■ WHAT THE EXERCISE ASKS
Without any of its pictures, the listing below should be output exactly.

■ RECORDED DATA
********

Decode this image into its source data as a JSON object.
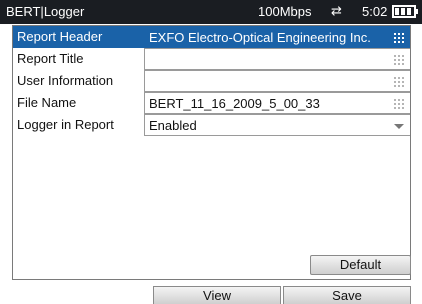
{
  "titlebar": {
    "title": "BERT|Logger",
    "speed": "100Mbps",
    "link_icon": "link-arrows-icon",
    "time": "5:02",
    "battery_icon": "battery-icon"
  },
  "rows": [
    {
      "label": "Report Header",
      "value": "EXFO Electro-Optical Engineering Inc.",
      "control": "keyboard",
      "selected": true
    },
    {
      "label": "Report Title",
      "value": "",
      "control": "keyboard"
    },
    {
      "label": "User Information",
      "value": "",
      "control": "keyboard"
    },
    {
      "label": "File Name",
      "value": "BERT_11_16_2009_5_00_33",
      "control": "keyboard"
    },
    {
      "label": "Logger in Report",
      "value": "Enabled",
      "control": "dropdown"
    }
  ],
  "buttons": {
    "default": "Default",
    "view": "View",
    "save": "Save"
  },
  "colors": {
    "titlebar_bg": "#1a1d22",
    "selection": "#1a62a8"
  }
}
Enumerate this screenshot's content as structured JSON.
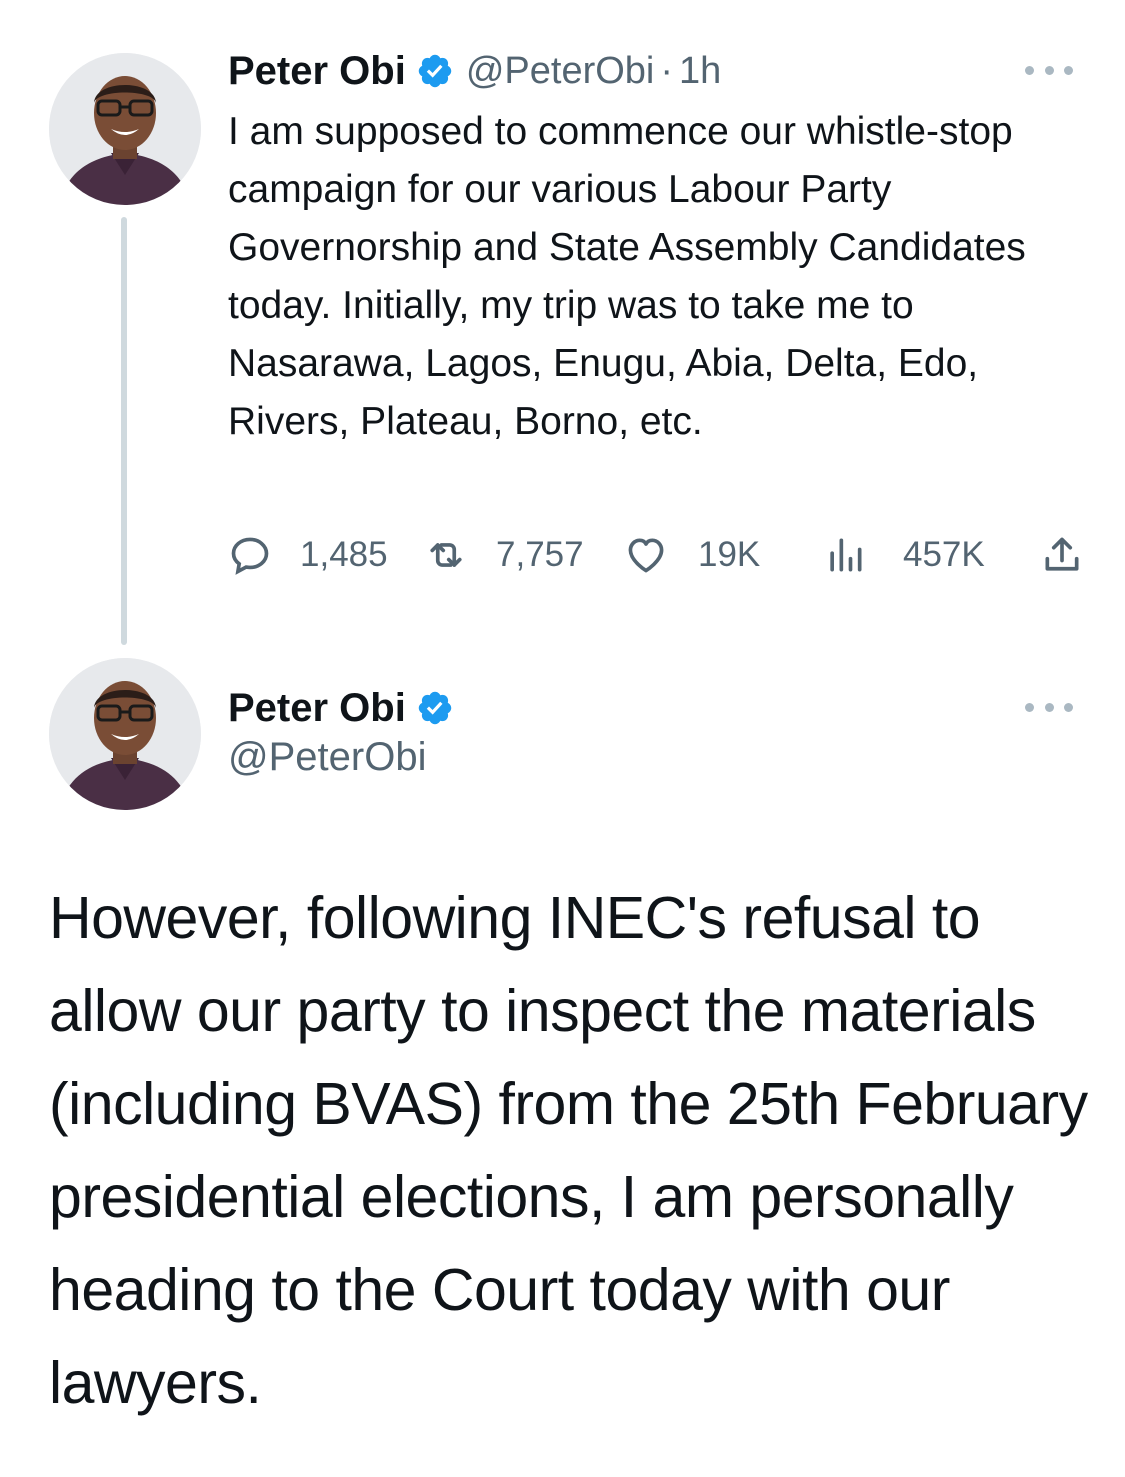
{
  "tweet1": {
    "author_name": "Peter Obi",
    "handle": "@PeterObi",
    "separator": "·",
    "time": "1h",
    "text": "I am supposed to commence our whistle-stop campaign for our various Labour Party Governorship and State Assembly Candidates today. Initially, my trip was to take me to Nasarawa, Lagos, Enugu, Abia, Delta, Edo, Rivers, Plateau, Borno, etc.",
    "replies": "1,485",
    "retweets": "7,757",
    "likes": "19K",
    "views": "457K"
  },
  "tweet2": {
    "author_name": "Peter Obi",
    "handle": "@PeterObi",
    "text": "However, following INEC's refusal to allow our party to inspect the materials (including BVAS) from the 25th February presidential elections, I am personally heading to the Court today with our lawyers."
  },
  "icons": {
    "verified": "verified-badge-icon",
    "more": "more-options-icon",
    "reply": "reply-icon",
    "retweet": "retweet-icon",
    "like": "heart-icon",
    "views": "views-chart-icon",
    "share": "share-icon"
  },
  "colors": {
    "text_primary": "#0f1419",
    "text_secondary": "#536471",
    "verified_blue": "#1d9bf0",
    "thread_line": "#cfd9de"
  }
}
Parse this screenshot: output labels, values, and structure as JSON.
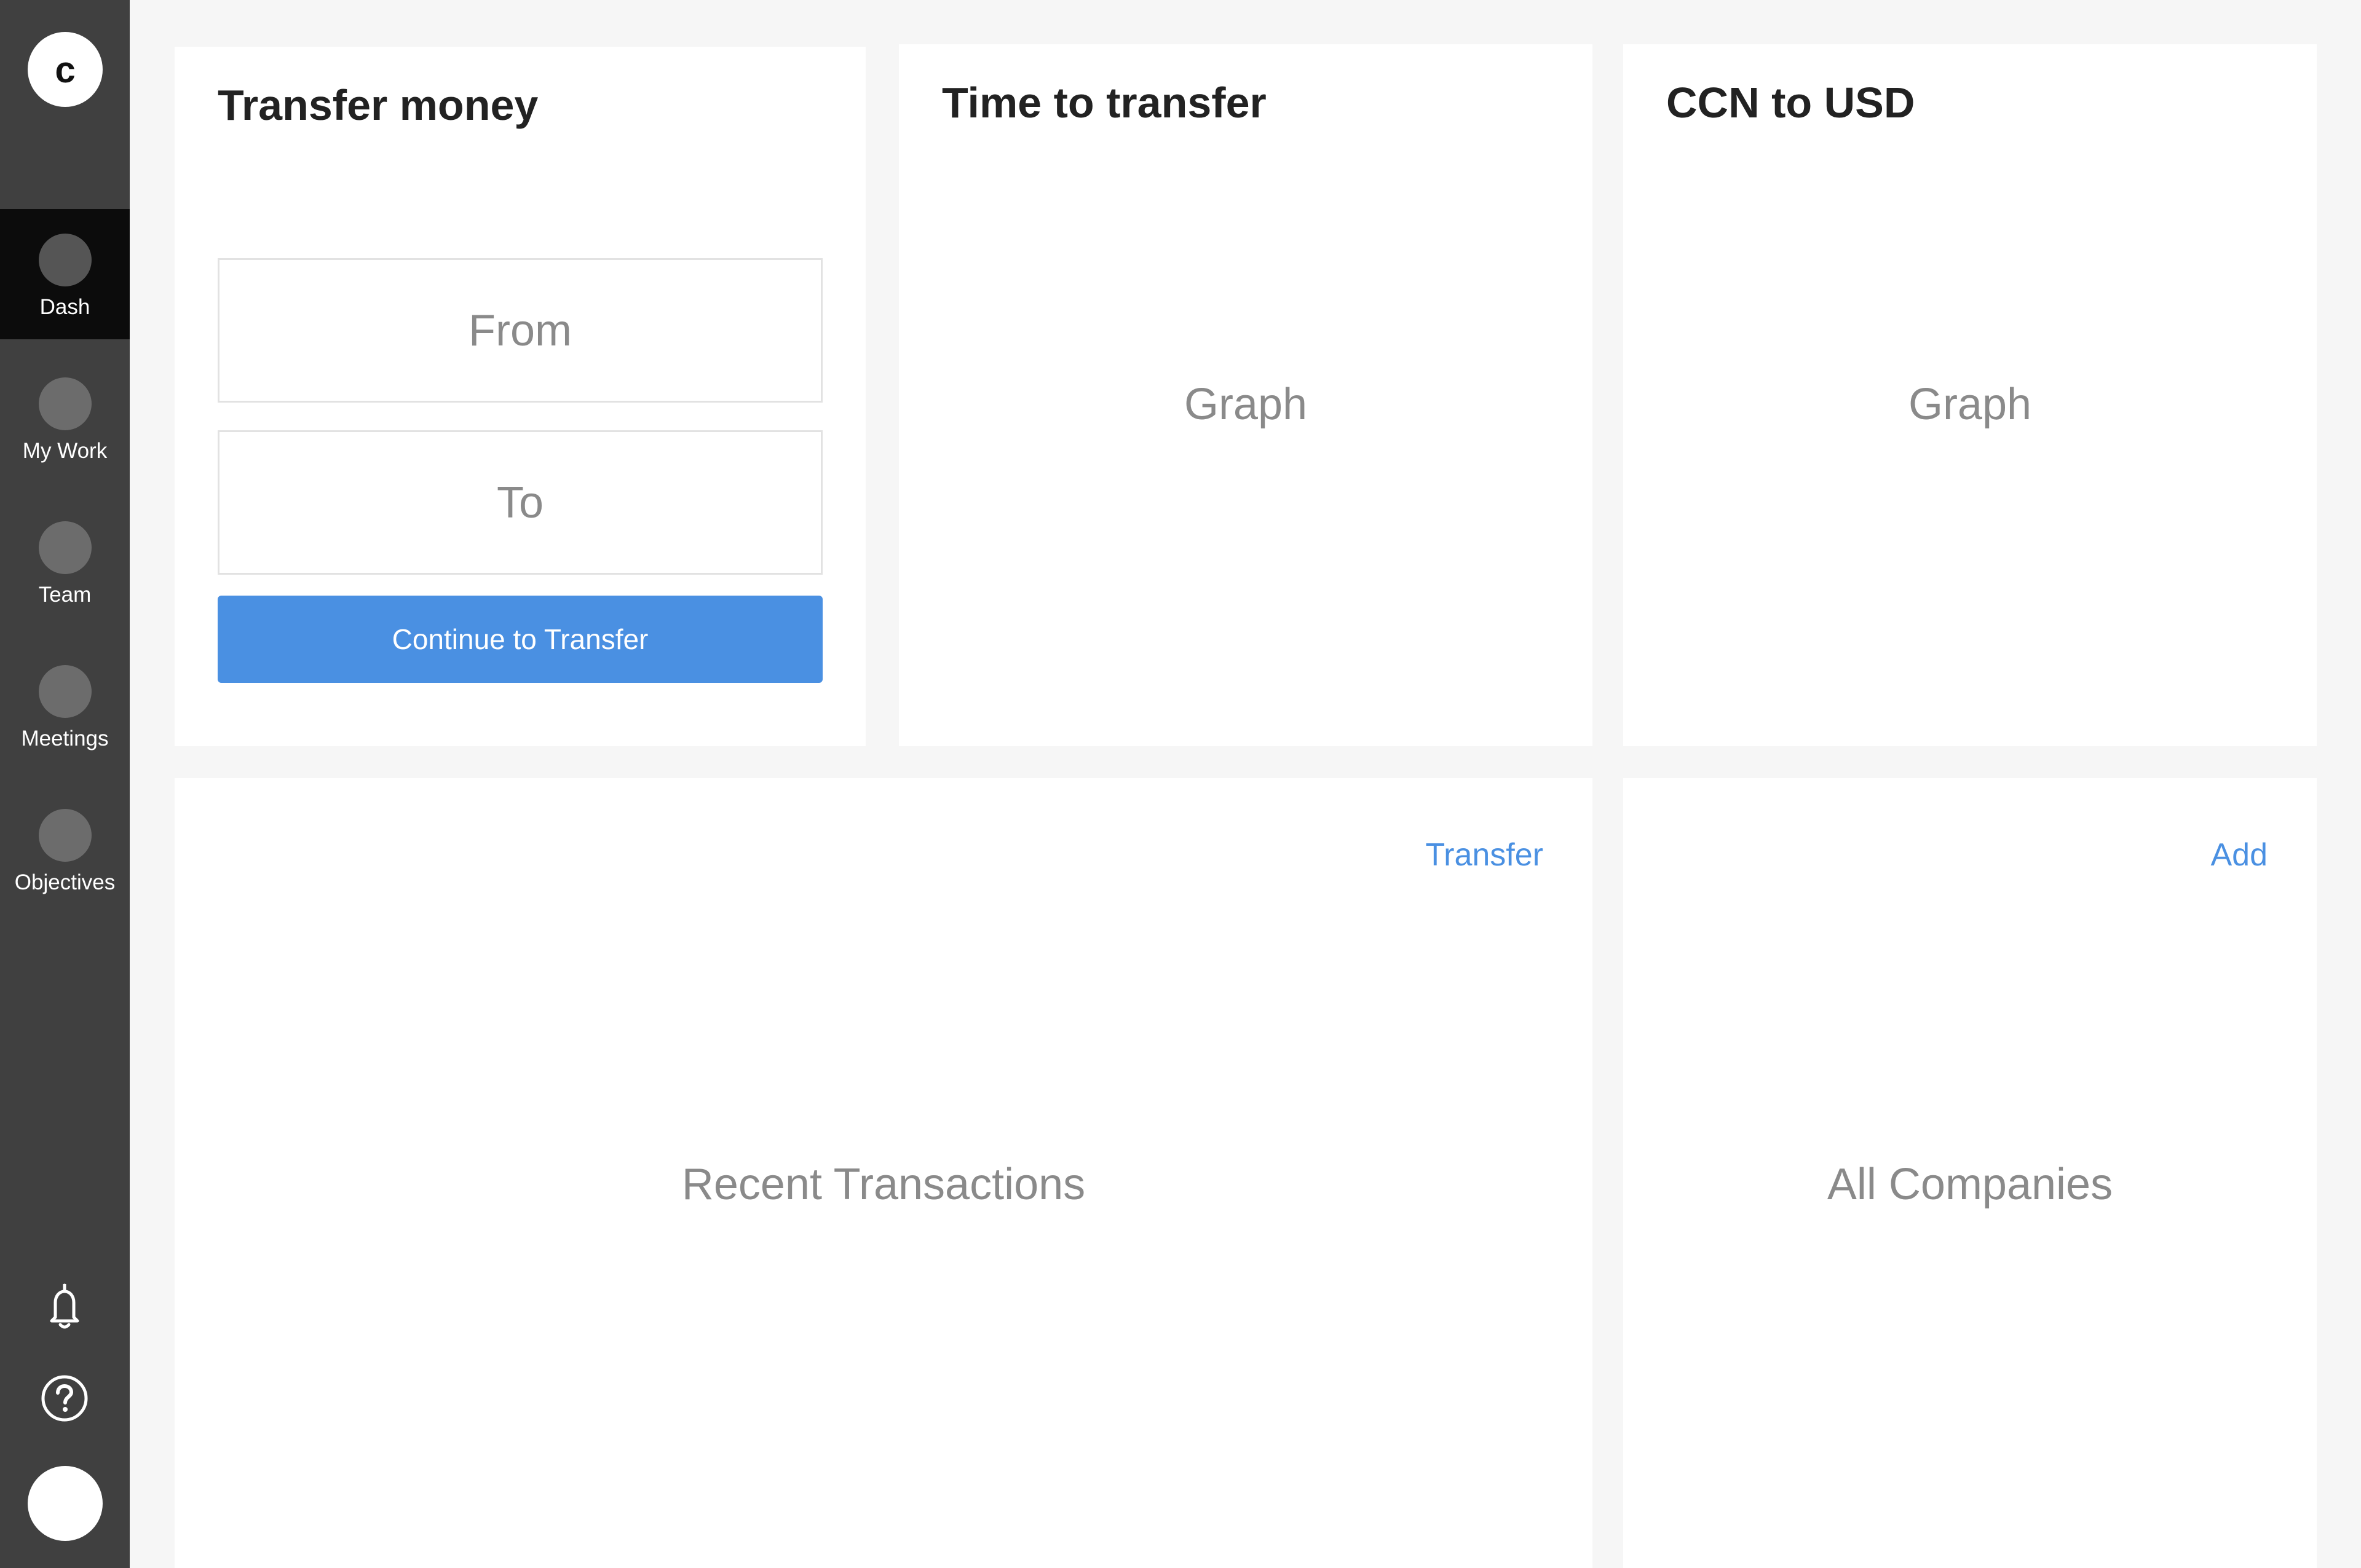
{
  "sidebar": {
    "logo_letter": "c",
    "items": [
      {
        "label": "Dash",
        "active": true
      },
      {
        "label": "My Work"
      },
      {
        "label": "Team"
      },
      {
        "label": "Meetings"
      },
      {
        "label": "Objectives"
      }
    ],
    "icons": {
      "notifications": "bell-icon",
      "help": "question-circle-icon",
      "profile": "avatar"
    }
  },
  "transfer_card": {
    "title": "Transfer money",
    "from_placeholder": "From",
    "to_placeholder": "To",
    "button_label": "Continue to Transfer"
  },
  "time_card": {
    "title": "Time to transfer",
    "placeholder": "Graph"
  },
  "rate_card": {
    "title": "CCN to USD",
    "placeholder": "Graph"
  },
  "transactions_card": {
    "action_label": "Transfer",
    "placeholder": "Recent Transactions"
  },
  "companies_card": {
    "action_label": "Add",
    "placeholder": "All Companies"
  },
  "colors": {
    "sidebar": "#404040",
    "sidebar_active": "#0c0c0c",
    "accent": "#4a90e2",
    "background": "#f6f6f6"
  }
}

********

■ ANSWER
Decode this image into its source data as a JSON object.
{
  "titlebar": {
    "title": "BERT|Logger",
    "speed": "100Mbps",
    "link_icon": "link-arrows-icon",
    "time": "5:02",
    "battery_icon": "battery-icon"
  },
  "rows": [
    {
      "label": "Report Header",
      "value": "EXFO Electro-Optical Engineering Inc.",
      "control": "keyboard",
      "selected": true
    },
    {
      "label": "Report Title",
      "value": "",
      "control": "keyboard"
    },
    {
      "label": "User Information",
      "value": "",
      "control": "keyboard"
    },
    {
      "label": "File Name",
      "value": "BERT_11_16_2009_5_00_33",
      "control": "keyboard"
    },
    {
      "label": "Logger in Report",
      "value": "Enabled",
      "control": "dropdown"
    }
  ],
  "buttons": {
    "default": "Default",
    "view": "View",
    "save": "Save"
  },
  "colors": {
    "titlebar_bg": "#1a1d22",
    "selection": "#1a62a8"
  }
}
Enumerate this screenshot's content as structured JSON.
{
  "tweet1": {
    "author_name": "Peter Obi",
    "handle": "@PeterObi",
    "separator": "·",
    "time": "1h",
    "text": "I am supposed to commence our whistle-stop campaign for our various Labour Party Governorship and State Assembly Candidates today. Initially, my trip was to take me to Nasarawa, Lagos, Enugu, Abia, Delta, Edo, Rivers, Plateau, Borno, etc.",
    "replies": "1,485",
    "retweets": "7,757",
    "likes": "19K",
    "views": "457K"
  },
  "tweet2": {
    "author_name": "Peter Obi",
    "handle": "@PeterObi",
    "text": "However, following INEC's refusal to allow our party to inspect the materials (including BVAS) from the 25th February presidential elections, I am personally heading to the Court today with our lawyers."
  },
  "icons": {
    "verified": "verified-badge-icon",
    "more": "more-options-icon",
    "reply": "reply-icon",
    "retweet": "retweet-icon",
    "like": "heart-icon",
    "views": "views-chart-icon",
    "share": "share-icon"
  },
  "colors": {
    "text_primary": "#0f1419",
    "text_secondary": "#536471",
    "verified_blue": "#1d9bf0",
    "thread_line": "#cfd9de"
  }
}
Parse this screenshot: output labels, values, and structure as JSON.
{
  "sidebar": {
    "logo_letter": "c",
    "items": [
      {
        "label": "Dash",
        "active": true
      },
      {
        "label": "My Work"
      },
      {
        "label": "Team"
      },
      {
        "label": "Meetings"
      },
      {
        "label": "Objectives"
      }
    ],
    "icons": {
      "notifications": "bell-icon",
      "help": "question-circle-icon",
      "profile": "avatar"
    }
  },
  "transfer_card": {
    "title": "Transfer money",
    "from_placeholder": "From",
    "to_placeholder": "To",
    "button_label": "Continue to Transfer"
  },
  "time_card": {
    "title": "Time to transfer",
    "placeholder": "Graph"
  },
  "rate_card": {
    "title": "CCN to USD",
    "placeholder": "Graph"
  },
  "transactions_card": {
    "action_label": "Transfer",
    "placeholder": "Recent Transactions"
  },
  "companies_card": {
    "action_label": "Add",
    "placeholder": "All Companies"
  },
  "colors": {
    "sidebar": "#404040",
    "sidebar_active": "#0c0c0c",
    "accent": "#4a90e2",
    "background": "#f6f6f6"
  }
}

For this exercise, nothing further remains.